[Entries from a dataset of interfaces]
.....

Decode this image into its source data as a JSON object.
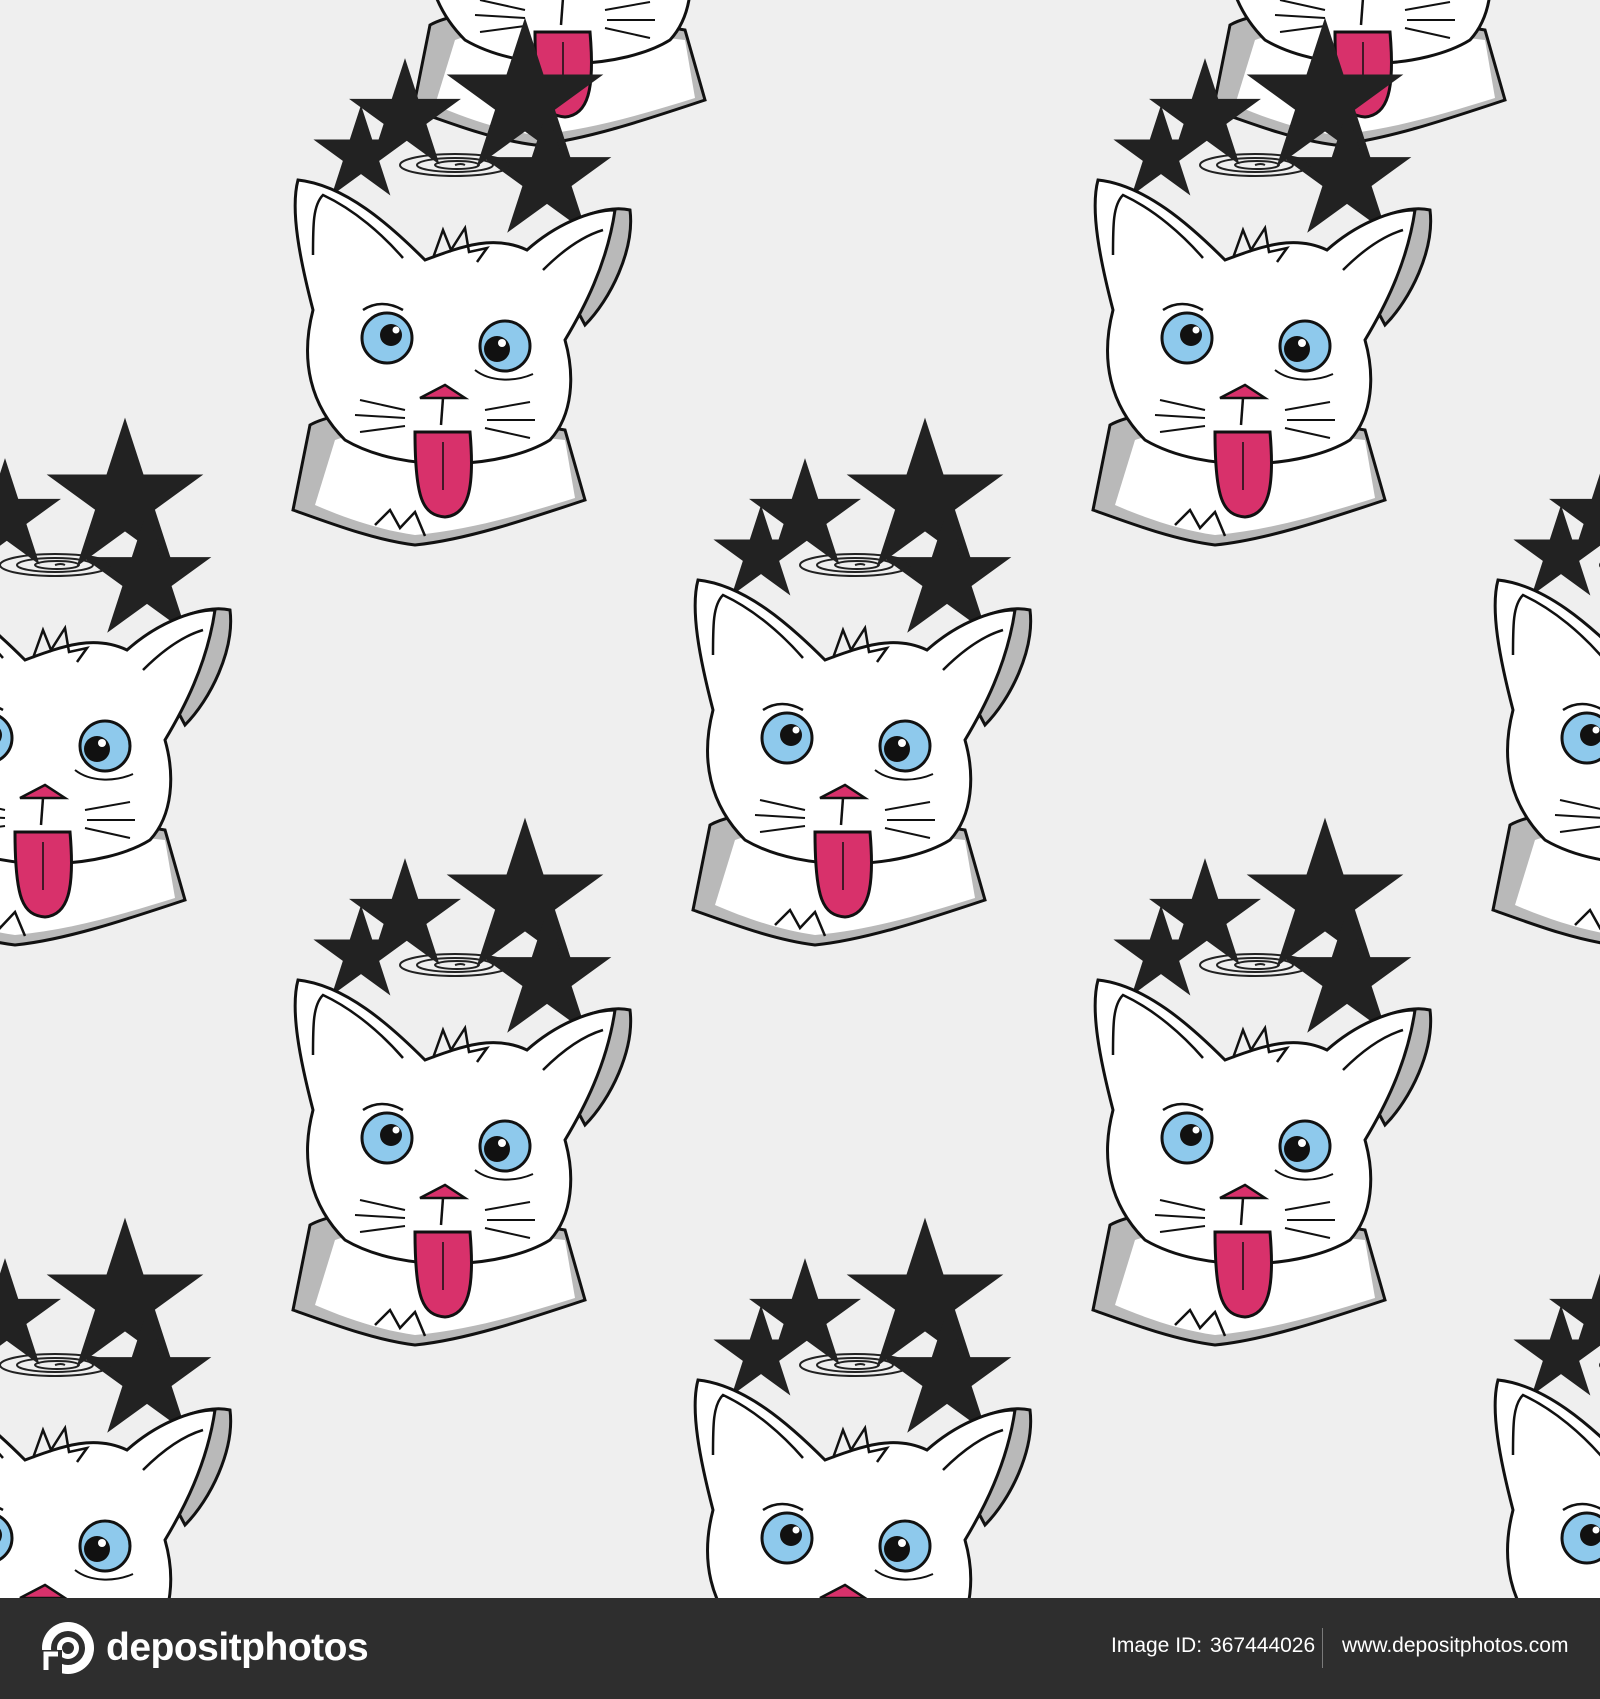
{
  "pattern": {
    "subject": "dizzy cat head with stars and spiral halo, tongue out",
    "colors": {
      "background": "#efefef",
      "fur": "#ffffff",
      "shadow": "#b9b9b9",
      "outline": "#111111",
      "eye": "#8ec9ec",
      "tongue": "#d8316b",
      "star": "#d8306a"
    }
  },
  "footer": {
    "brand": "depositphotos",
    "image_id_label": "Image ID:",
    "image_id": "367444026",
    "url": "www.depositphotos.com",
    "background": "#2e2e2e"
  }
}
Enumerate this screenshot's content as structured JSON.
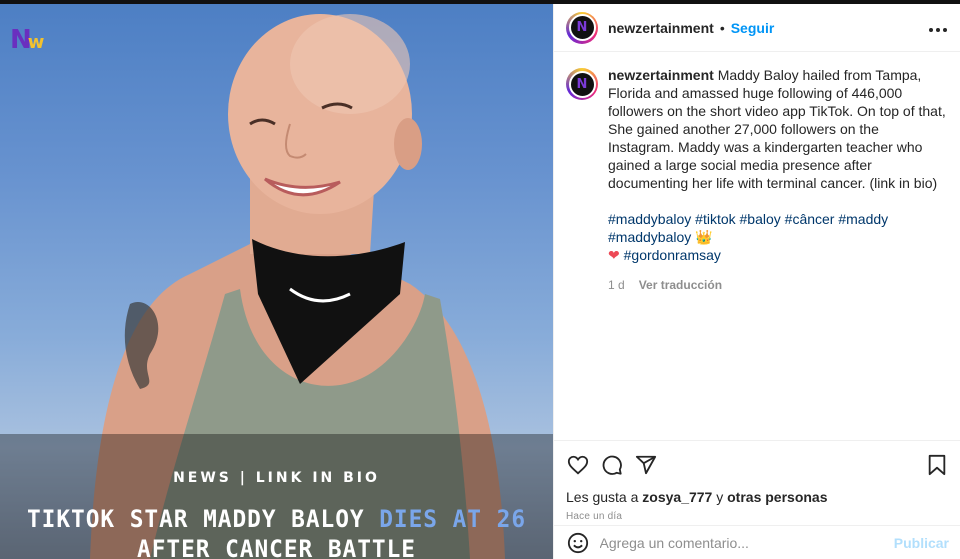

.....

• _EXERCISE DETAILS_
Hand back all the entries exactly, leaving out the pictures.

• _RESULT FOR THIS EXERCISE_
Decode this image into its source data as a JSON object.
{
  "pattern": {
    "subject": "dizzy cat head with stars and spiral halo, tongue out",
    "colors": {
      "background": "#efefef",
      "fur": "#ffffff",
      "shadow": "#b9b9b9",
      "outline": "#111111",
      "eye": "#8ec9ec",
      "tongue": "#d8316b",
      "star": "#d8306a"
    }
  },
  "footer": {
    "brand": "depositphotos",
    "image_id_label": "Image ID:",
    "image_id": "367444026",
    "url": "www.depositphotos.com",
    "background": "#2e2e2e"
  }
}
Enumerate this screenshot's content as structured JSON.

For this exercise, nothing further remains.